Taxpayer money earmarked for police and fire department overtime this year is the highest it has been in the past four years.
There is about $1.1 million budgeted for overtime costs for the police department in the 2012 budget. The fire department is also budgeted for $750,000 in overtime costs.
Compared to 2009, this marks an increase of 85 percent in budgeted police overtime, and a jump of 150 percent for budgeted fire department overtime, according to township documents.
Christopher Jacksic, president of the West Orange police union, PBA Local 25, said he did not doubt that the police department is on pace to exceed $1 million in overtime this year. Jacksic said he correlated the rise in overtime costs for the department to the need for more police officers.
“I am surprised they [the township] are willing to spend that kind of money for overtime when even the hiring of a few officers can combat the overtime and get nowhere near that $1.1 million dollar [figure],” said Jacksic. “ ... There is a reason for the overtime: we are not meeting our minimum manpower staffing.”

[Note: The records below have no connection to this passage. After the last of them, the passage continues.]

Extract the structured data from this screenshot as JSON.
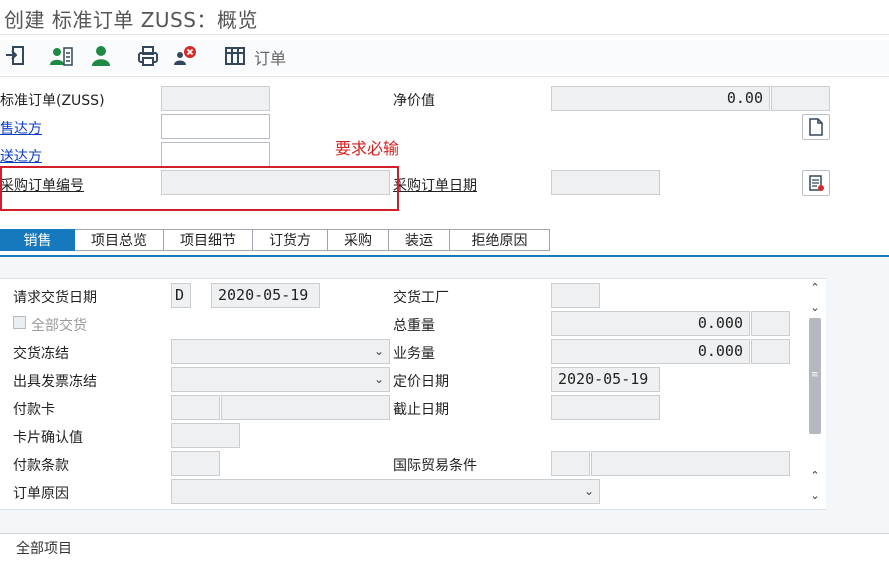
{
  "window": {
    "title": "创建 标准订单 ZUSS：概览"
  },
  "toolbar": {
    "items": [
      {
        "name": "enter-icon"
      },
      {
        "name": "contact-card-icon"
      },
      {
        "name": "user-icon"
      },
      {
        "name": "print-icon"
      },
      {
        "name": "user-delete-icon"
      },
      {
        "name": "grid-icon"
      }
    ],
    "order_label": "订单"
  },
  "header": {
    "order_type_label": "标准订单(ZUSS)",
    "order_type_value": "",
    "net_value_label": "净价值",
    "net_value": "0.00",
    "currency": "",
    "sold_to_label": "售达方",
    "sold_to_value": "",
    "ship_to_label": "送达方",
    "ship_to_value": "",
    "po_number_label": "采购订单编号",
    "po_number_value": "",
    "po_date_label": "采购订单日期",
    "po_date_value": "",
    "annotation": "要求必输"
  },
  "tabs": [
    "销售",
    "项目总览",
    "项目细节",
    "订货方",
    "采购",
    "装运",
    "拒绝原因"
  ],
  "sales": {
    "req_delivery_date_label": "请求交货日期",
    "req_delivery_date_unit": "D",
    "req_delivery_date": "2020-05-19",
    "full_delivery_label": "全部交货",
    "delivery_block_label": "交货冻结",
    "billing_block_label": "出具发票冻结",
    "payment_card_label": "付款卡",
    "card_verification_label": "卡片确认值",
    "payment_terms_label": "付款条款",
    "order_reason_label": "订单原因",
    "plant_label": "交货工厂",
    "total_weight_label": "总重量",
    "total_weight": "0.000",
    "volume_label": "业务量",
    "volume": "0.000",
    "pricing_date_label": "定价日期",
    "pricing_date": "2020-05-19",
    "expiry_date_label": "截止日期",
    "incoterms_label": "国际贸易条件"
  },
  "footer": {
    "all_items_label": "全部项目"
  }
}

Police officers who work overtime get paid at a rate of time and a half. Those hours can be paid immediately or as accrued time, which can be used in the future or for retirement.
In previous years, overtime appears to have been under budgeted, and did not accurately reflect what the township paid at the end of the year.
For example, in 2009 there was $600,000 budgeted for the police department, but the township eventually paid out approximately $1.06 million in overtime. The same can be said for the fire department: in 2011 the budgeted $500,000 fell short of the actual $856,983.03 paid out that year.
Mayor Robert Parisi, responding to the issue of overtime, said the number of employees is not what drives overtime costs. He said that overtime costs are dependent upon a host of variables from year to year, many of which cannot be predicted.
“[Overtime] has ebbed and flowed with circumstances and it hasn’t necessarily been any correlation to the number of cops we have had,” said Parisi.
Parisi pointed out that in 2009, overtime was nearly as high as it was in 2011 but the police department had about 119 cops.
Unforeseeable circumstances -- including weather related events such as excessive snowfall or a tropical storm, or police investigations such as homicides or fires -- can augment overtime costs substantially in a short period of time, said Parisi.
“There are so many factors that lead into [overtime] that you really can’t look at one item as a driving factor," said Parisi.
The police department currently has 92 employees, down from its high in 2006 of 122, according to township figures. The department also has four vacant positions which will not be filled before the end of the year, said Parisi.
Jacksic maintained that the police department is struggling to adequately patrol the township with its current staff.
“With the shortage in officers on the street, we need to fill those spots,” said Jacksic. “We can’t patrol the town without sufficient manpower, and they have to supply those spots with overtime.”
Parisi said the township is committed to patrolling with the same number of police officers it currently has, and added that overtime is necessary to accomplish that.
“The same number of cops serving the community is the same,” said Parisi, “so to fill those positions ... you have less people in the table of organization so overtime runs a little high.
Joe Krakoviak was the only council member to discuss overtime pay before the budget was passed on Tuesday night. “I want to make sure the police out on the street are rested and not ... taking on too many double shifts or too much overtime,” said Krakoviak.
West Orange Police Chief James Abbott confirmed at Tuesday’s council meeting that the department has used "forced overtime" to fill shifts. Abbott was unable to provide how often forced overtime is used because he said the department does not keep track of those figures.
Police Department Overtime
|Fire Department Overtime||Budgeted||Actual costs|